Also known as saltpeter, potassium nitrate has many uses. The substance is essential for producing gun powder and fireworks. Potassium nitrate also appears as an ingredient in many fertilizers, and food manufacturers often employ potassium nitrate as a food preservative.
In nature, potassium nitrate takes the mineral form of niter, which has the chemical formula KNO3. Niter dissolves easily in water and is most often found as a solid in caves and dried sea beds.
Potassium nitrate serves as the main ingredient in the oldest known form of gun powder, black powder. The explosive and propellant, which the Chinese are credited with inventing sometime between AD 800 and AD 900, contains 75 percent potassium nitrate, 15 percent carbon from charcoal and 10 percent sulfur. Some hunters still use black powder guns. Also, because black powder burns so easily, militaries continue to use the compound for artillery shell primers.
Fireworks, Model Rockets and Artillery
By itself and as a component of black powder, potassium nitrate sees extensive use as a propellant for fireworks and model rockets, according to an entry in the online encyclopedia Chemistrydaily.com.
Fruit and vegetable growers use fertilizers with high potassium nitrate contents because the chemical breaks down quickly and easily into its potassium and nitrogen components in wet soil.
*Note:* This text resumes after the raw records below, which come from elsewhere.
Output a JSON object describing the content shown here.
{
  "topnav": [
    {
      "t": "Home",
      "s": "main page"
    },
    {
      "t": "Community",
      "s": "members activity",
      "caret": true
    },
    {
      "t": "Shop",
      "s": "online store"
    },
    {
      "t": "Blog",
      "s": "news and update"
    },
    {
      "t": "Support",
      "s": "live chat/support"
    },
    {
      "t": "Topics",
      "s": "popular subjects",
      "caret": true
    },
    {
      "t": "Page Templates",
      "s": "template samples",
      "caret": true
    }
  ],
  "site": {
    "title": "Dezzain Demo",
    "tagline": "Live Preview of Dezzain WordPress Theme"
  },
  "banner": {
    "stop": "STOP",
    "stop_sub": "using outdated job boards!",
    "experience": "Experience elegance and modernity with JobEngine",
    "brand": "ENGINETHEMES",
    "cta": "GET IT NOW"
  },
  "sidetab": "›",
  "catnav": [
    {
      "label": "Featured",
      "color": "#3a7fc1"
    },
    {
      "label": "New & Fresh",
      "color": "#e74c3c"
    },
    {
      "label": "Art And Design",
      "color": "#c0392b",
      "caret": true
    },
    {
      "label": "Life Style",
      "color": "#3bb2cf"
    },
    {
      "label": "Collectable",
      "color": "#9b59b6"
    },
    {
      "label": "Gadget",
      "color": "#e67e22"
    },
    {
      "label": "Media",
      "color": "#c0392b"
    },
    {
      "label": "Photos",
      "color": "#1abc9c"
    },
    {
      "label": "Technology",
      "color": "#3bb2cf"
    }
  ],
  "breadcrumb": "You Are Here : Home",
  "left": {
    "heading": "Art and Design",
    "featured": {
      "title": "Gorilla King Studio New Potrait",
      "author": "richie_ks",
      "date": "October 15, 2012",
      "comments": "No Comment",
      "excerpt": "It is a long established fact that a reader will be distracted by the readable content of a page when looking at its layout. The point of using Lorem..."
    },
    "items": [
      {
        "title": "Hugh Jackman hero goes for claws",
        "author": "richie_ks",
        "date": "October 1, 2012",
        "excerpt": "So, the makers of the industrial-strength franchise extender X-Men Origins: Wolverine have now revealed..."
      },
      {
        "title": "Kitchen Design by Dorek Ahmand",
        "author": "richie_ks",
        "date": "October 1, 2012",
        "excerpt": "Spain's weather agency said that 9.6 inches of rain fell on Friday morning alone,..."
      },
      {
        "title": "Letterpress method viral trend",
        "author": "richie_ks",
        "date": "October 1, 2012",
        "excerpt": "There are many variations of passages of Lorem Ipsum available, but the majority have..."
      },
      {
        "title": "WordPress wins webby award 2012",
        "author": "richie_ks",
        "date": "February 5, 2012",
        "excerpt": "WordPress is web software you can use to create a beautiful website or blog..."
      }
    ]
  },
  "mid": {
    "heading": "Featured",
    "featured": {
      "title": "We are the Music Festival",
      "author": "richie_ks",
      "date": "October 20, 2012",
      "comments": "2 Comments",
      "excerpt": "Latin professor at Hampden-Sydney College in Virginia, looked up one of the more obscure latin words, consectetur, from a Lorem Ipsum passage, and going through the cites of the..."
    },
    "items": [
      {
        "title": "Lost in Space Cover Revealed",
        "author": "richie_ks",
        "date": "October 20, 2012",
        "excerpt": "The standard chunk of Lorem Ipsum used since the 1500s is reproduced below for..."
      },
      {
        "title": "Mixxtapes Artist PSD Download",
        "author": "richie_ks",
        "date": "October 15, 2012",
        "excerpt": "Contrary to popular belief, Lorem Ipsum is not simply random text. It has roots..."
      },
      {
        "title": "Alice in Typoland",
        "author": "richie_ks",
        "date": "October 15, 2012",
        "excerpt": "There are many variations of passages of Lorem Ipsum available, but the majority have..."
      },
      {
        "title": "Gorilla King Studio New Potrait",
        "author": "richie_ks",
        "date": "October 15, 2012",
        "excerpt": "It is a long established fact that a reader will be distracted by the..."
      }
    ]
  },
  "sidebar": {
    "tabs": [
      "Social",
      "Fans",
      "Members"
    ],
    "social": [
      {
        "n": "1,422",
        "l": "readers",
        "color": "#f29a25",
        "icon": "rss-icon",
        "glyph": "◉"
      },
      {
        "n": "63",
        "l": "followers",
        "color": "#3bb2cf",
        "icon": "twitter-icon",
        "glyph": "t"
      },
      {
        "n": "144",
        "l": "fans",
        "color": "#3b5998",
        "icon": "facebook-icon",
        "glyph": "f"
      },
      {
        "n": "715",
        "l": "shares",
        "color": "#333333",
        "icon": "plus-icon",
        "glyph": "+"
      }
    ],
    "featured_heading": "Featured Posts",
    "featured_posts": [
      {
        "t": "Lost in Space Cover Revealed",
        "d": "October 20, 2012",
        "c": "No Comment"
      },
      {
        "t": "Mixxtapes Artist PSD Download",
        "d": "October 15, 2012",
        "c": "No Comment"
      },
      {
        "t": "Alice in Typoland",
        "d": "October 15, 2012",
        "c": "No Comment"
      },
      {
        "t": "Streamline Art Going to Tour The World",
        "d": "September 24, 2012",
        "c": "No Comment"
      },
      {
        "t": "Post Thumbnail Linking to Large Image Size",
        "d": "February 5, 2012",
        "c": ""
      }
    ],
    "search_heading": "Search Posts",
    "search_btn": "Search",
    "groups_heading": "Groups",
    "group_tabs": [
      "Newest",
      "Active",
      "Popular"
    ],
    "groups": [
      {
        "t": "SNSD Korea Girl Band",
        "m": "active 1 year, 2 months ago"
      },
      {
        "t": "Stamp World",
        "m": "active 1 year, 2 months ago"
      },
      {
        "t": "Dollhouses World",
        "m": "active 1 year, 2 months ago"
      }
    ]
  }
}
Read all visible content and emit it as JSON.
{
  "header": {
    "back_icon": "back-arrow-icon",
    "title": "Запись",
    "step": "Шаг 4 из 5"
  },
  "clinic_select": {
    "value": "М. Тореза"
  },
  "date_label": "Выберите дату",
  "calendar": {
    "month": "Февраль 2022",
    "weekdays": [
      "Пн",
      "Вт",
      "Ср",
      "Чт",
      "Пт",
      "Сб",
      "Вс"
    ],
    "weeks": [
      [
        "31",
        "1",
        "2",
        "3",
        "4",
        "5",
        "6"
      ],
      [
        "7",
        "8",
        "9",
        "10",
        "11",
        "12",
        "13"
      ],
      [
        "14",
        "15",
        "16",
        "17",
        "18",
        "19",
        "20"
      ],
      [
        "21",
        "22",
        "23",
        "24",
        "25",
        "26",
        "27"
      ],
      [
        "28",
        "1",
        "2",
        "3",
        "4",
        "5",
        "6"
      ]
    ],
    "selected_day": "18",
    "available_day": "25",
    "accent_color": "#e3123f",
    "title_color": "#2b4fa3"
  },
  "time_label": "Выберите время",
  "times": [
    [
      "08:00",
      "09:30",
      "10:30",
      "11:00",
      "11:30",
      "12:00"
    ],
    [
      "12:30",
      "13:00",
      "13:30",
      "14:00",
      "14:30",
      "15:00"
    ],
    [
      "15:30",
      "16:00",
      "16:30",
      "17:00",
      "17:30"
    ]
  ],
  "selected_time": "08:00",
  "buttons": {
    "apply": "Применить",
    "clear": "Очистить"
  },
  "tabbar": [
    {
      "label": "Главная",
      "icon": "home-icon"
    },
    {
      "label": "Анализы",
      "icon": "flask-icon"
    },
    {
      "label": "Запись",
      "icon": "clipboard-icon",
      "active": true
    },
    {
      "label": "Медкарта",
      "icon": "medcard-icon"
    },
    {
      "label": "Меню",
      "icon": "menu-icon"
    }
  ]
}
Traditional recipes for smoking and curing meats call for using potassium nitrate as the main preservative. The National Center for Home Food Preservation does caution that too much potassium nitrate can poison diners, however, and advises anyone smoking meats to adhere to federal limits of 2.75 oz. of potassium nitrate per 100 lbs. of meat.
About the Author
Ed Lamb is a freelance writer and editor in Virginia Beach, Va. He has written widely in the fields of health policy, pharmacy practice and pharmaceuticals. He has also developed expertise in the areas of employment law, human resources and product packaging and industrial food production.